Bartz's name began circulating widely last week after weeks of tantilizing rumors -- mainly from Silicon Alley Insider and AllThingsD -- that the announcement of a Yang successor was immiment.

If true, the Valley parlor game is over, won by a solid, if not terribly-well-known, tech executive. According to her official bio at Autodesk, which she joined in 1992 and left in 2006 -- the company grew revenues from $285 million to $1.523 billion. She holds an honors degree in computer science from the University of Wisconsin, giving her some geek cred.

Bartz was also on President Bush's Council of Advisors on Science and Technology. In 2005 she was named one of the "50 Most Powerful Women in Business" by Fortune; "50 Women to Watch" by the Wall Street Journal; "The World’s 30 Most Respected CEOs" by Barron's and "World’s 100 Most Powerful Women by Forbes.

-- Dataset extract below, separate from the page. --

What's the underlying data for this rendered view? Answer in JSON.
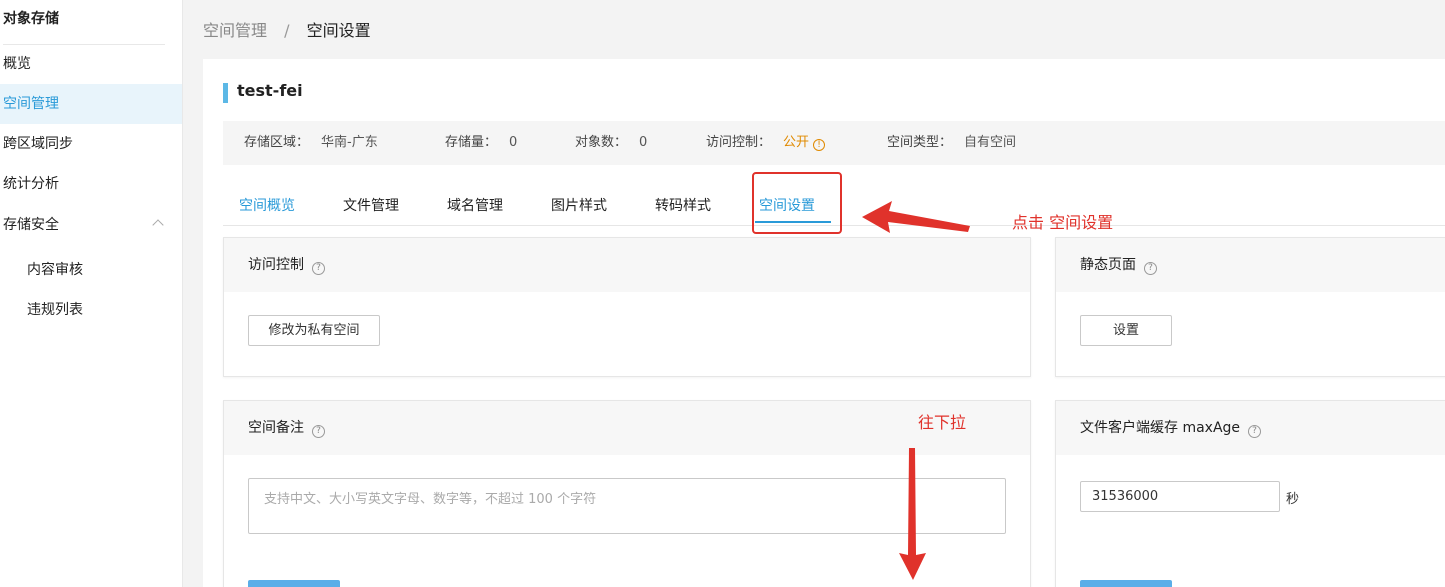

Pedigrees and resumes and honors are all very well and good. But former colleagues describe her as tenacious, dedicated and tireless, which are three qualities that anyone who wants to tackel Yahoo must possess. When Silicon Alley Insider asked for come feedback from the crowd about her, this was one of the responses:

On her first day at Autodesk, she was diagnosed with cancer. She took 30 days off for aggressive treatment and, as promised, returned to work a month later. She was still very sick and feeling the effects of continuing chemotherapy. She would arrive early and puke in the parking lot, then go to work.

That might be the way she spends her first few weeks at Yahoo which has, to put it mildly, seen better days.

Yang announced two months ago that he would be stepping down after a dismal tenure in the corner office he first occupied in Oct. 2007. While not a businessman by training or inclination Yang's ascension brought with it some hope that the passion of a co-founder could somehow help re-ignite the fire that had once powered Yahoo as one of the pre-eminent internet innovators. Instead, the company which basically invented internet search lost the war to an upstart called Google, some say forever.

Still, the "Chief Yahoo!" stepped up at what was then thought to be a significant turning point for Yahoo, after the doldrums that were the tenure of Terry Semel and his ill-fated strategic foray into content creation.

Yang's leadership was not particularly inspired but the wheels really came off in 2008. He orchestrated a forceful rejection of an unsolicited offer by Microsoft to take over the company at $33 or so a share, asserting that this was not a sufficient premium on an enterprise then valued at about $19, only to see the company's value plummet to the low teens.

As the year came to an end Yang was reduced to begging Microsoft for a new offer that was not to materialize. In between he was forced to bring onto the board three interlopers, including his most vocal critic -- Carl Icahn, who urged his ouster early and often and in no uncertain terms.

The consolation prize that would have been an advertising deal with Google -- not a strategic partnership, but a means of generating some new cash flow -- also fizzled when the Department of Justice made clear it would litigiate to prevent even that level of partnership as anti-competitive, and Google walked away.

Yang himself may have lacked the skills to bring the ship of state but he does have the eternal optimism that is a necessary if not sufficent quality. Days before he announced his decision to step down, he told a technical conference in London that these could still be the best of times.

Despite market volatility and a crisis of confidence that seems to have literally frozen portions of the economy, Yang said, this "a great time for opportunity."

"In many ways, the darkest days bore Yahoo and Google," Yang said. "Somewhere out there, there is a great company being built."

It will take more than luck, but there is still a chance that company can be Yahoo, again. We wish Ms. Bartz -- should she in fact accept the post -- all the best.